The Boy, 5, saw a photo of a waterfall on the front of a brochure. He pointed to it and said “go splash?” So naturally I had to figure out which waterfall that was.

The Boy is autistic, and while he was diagnosed “nonverbal” at 2, he has a great vocabulary now and uses a lot of meaningful speech. When he asks for something nicely, he usually gets it. (He still communicates sometimes through grunts, screams, etc.)

Thankfully, I discovered the waterfall in question was a short hike away from an easily accessible parking lot. My greatest fear in taking him anywhere is always his safety. He is an eloper and has difficulty transitioning; best case scenario, he holds my hand the whole time and leaves of his own accord with his head held high. Worst case scenario, I have to carry him out while he’s crying and screaming (and I haven’t the upper body strength lol).

We had an amazing adventure and he did so much better than I could’ve ever anticipated. He always surprises me with how much he can do. He got upset when it was time to leave, which was honestly only due to the fact he was getting more bold about climbing the rocks, and it was dangerous. When he stops following verbal cues and instructions, that’s a sign to me he’s “hitting the wall” and it’s time to go. (Injuries for both of us happen beyond the wall lol.)

I know a lot of parents of children with autism feel they can’t even leave the house because of how challenging it will be for their kids. But I want you to know that your child is capable of so much, if only you give them the chance.

There’s a science behind our adventures, though.

First, we never go anywhere without him having adequate sleep and a full belly.

Second, I work with him constantly (but not in an overbearing way) about safety, verbal and visual cues (“slowly”, “careful”, “wait”, etc.) If that foundation isn’t there, it’s definitely going to make keeping them safe in a public place more difficult.

Thirdly, I let him lead in pretty much every situation. I am convinced he may have ODD, so giving him choice and allowing him to be a little more independent helps him stay regulated and cooperative. I let him go where he wanted at the waterfall, but I was always right there with him to help him and keep him safe.

He got frustrated at a couple points because he wanted to go under the waterfall and couldn’t (the rocks were too slippery).

I’m always amazed by how much we really do get to experience together, and I’m so grateful to make memories with him.

Parents, please give your child a shot. With preparation, patience, and adjusting your expectations a little bit, you and your autistic or Sensory processing challenged child can do all sorts of things.

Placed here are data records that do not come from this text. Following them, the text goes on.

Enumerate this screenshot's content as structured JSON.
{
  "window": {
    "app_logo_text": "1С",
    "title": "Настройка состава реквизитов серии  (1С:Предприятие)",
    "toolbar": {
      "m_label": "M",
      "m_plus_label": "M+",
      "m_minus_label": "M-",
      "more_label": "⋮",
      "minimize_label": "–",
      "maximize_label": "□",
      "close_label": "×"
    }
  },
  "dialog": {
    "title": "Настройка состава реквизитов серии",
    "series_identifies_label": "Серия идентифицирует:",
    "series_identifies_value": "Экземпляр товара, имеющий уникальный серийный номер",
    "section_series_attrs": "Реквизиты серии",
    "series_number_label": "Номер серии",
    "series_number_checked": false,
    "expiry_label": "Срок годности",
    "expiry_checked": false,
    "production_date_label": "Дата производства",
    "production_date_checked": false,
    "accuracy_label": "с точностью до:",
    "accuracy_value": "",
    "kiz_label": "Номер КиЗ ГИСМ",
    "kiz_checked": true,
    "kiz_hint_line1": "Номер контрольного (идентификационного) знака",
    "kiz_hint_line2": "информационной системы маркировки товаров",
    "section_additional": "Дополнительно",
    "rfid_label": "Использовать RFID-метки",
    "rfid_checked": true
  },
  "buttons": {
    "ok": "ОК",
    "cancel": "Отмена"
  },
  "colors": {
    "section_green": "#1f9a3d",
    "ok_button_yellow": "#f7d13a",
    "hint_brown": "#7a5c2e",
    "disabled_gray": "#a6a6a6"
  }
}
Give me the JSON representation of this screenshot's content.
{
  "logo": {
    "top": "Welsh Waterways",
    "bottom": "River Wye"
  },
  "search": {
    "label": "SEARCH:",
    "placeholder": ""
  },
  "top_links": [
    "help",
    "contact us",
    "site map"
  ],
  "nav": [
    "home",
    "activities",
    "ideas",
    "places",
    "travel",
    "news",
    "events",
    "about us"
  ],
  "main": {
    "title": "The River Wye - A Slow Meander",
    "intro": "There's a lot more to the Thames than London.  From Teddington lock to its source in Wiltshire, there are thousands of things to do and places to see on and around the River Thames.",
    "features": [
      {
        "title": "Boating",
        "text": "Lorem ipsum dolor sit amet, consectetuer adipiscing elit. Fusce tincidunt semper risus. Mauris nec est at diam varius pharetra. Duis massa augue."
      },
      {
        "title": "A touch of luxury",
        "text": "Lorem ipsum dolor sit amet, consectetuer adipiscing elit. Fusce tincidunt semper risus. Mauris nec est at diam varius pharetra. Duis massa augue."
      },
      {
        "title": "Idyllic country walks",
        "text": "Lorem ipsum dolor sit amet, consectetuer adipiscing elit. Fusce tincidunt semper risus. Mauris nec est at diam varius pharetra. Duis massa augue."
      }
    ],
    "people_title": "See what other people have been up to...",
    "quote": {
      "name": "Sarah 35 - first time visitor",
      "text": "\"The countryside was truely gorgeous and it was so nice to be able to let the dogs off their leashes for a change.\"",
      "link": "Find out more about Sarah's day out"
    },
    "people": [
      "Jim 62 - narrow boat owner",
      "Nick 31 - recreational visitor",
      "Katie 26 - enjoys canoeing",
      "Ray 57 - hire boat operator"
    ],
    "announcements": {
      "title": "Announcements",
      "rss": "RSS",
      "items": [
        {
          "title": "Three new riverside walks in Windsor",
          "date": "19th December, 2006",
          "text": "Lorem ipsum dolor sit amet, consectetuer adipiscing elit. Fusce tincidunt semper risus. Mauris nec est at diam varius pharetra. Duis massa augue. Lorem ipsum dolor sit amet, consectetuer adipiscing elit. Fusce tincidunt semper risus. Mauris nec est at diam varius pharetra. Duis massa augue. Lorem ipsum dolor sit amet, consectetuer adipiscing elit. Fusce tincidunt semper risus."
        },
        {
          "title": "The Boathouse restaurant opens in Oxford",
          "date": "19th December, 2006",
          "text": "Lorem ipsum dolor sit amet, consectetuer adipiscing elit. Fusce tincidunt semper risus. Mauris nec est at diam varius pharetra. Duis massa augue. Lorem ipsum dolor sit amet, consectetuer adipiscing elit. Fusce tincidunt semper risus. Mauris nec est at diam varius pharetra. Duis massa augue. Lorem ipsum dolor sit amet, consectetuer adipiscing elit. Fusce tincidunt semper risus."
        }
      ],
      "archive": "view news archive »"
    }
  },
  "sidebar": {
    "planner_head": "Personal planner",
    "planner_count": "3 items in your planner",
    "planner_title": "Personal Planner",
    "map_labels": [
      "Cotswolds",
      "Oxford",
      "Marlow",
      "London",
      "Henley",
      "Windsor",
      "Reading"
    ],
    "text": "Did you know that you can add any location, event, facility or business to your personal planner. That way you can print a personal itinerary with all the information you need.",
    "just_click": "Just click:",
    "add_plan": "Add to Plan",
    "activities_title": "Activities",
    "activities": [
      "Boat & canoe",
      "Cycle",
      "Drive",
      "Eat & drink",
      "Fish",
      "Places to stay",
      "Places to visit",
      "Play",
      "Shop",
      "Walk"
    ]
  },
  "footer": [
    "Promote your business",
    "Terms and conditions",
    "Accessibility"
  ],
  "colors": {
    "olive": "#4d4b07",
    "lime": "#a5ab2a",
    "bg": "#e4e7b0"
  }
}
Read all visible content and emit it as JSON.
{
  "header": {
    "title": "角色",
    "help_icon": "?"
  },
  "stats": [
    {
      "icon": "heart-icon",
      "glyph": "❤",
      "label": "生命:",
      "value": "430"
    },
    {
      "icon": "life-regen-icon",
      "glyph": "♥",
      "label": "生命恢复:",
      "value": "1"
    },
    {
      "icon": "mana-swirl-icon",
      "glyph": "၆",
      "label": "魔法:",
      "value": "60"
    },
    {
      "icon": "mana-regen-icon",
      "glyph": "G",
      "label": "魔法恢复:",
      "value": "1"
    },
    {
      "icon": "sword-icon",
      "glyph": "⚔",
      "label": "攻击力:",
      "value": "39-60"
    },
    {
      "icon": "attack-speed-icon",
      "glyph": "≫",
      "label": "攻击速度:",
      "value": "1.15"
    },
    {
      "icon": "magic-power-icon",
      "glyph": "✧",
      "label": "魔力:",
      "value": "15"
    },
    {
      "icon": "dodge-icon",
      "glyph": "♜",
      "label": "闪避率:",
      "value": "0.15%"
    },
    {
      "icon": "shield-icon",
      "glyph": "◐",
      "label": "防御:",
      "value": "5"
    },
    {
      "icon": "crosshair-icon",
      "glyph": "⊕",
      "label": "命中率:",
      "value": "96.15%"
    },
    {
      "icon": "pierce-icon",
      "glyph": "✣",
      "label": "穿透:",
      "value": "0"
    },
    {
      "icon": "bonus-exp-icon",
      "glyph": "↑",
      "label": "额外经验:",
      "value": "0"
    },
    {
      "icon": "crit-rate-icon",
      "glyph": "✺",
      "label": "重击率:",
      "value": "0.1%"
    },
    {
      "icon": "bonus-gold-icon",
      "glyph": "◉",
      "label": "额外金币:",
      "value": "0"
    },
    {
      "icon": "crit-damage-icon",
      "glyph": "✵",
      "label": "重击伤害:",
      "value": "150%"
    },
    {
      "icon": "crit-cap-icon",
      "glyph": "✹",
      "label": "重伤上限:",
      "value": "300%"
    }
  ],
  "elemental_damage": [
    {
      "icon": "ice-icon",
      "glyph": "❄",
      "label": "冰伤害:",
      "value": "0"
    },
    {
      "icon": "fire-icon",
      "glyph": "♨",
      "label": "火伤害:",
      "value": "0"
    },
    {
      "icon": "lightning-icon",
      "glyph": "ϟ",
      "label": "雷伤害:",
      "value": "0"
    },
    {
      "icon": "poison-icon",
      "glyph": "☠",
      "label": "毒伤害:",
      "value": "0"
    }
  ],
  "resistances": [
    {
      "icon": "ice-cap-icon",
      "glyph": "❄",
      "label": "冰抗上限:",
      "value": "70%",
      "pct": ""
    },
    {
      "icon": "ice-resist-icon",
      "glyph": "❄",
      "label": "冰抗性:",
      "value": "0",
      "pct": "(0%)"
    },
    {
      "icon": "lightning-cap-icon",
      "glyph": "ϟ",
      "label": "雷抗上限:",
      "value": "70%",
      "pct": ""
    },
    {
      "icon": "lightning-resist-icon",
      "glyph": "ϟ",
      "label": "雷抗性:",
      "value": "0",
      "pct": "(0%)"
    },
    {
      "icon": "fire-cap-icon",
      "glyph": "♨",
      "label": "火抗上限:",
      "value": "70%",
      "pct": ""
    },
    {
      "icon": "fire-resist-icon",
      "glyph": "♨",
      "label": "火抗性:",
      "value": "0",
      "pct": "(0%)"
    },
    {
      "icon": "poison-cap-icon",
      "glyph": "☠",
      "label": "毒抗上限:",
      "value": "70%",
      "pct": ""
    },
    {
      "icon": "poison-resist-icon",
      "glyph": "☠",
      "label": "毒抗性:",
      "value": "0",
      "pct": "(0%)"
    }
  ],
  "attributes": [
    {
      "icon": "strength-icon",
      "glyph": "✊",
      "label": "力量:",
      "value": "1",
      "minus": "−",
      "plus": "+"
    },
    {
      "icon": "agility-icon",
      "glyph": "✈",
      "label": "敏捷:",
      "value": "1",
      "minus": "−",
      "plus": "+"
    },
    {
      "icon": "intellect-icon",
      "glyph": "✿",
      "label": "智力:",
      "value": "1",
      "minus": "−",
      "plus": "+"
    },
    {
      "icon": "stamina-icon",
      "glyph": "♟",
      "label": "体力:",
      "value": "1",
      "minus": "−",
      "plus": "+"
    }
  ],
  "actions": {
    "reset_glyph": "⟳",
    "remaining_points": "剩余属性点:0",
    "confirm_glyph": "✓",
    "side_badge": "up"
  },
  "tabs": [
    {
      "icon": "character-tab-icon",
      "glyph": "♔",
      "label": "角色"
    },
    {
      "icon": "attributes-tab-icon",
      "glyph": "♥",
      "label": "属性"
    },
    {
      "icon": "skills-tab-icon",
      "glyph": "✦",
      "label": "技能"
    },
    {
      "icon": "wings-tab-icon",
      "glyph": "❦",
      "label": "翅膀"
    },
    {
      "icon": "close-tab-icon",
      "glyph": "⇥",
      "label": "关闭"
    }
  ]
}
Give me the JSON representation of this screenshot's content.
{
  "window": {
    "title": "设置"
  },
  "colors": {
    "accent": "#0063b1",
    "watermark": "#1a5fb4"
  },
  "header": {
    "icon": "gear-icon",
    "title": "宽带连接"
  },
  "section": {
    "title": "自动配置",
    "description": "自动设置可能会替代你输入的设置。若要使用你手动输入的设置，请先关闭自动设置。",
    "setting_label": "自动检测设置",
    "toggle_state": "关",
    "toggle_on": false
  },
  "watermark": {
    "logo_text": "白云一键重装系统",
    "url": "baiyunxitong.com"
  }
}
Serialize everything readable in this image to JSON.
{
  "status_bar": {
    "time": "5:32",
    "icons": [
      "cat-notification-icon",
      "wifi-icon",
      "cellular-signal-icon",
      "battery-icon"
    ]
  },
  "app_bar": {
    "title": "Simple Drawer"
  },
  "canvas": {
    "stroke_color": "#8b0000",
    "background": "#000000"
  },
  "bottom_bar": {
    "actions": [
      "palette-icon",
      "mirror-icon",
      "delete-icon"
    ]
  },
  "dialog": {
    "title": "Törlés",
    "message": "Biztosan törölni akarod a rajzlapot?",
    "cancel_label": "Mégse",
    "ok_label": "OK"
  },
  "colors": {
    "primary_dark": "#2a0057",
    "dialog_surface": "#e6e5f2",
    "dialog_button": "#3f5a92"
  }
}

Will people maybe stare at you funny? Sure. That’s their problem. You’re making memories. Enjoy your child. What’s the worse that can happen? A meltdown and a crying car ride home? But what if the worst doesn’t happen?

Please note, there may be some things that just aren’t safe for your child at the age or level of support they’re at right now. For example, I know I can’t take my son on a long hike, or to high elevations right now. He simply lacks the awareness of his surroundings to keep him from falling or getting hurt. But we do go to beaches, swimming pools, movie theaters, stores, indoor and outdoor playgrounds (as long as they are completely fenced/enclosed), and back when he was younger, lots of hiking and walking trail trips! He even went to our relative’s house who has a huge collection of breakable figurines lol. (That’s like catnip for some autistic kids). He was remarkably self-controlled all the way until the end when he got tired and hungry. I’m so proud of him.

Enjoy photos from our wild & wonderful adventures in West Virginia.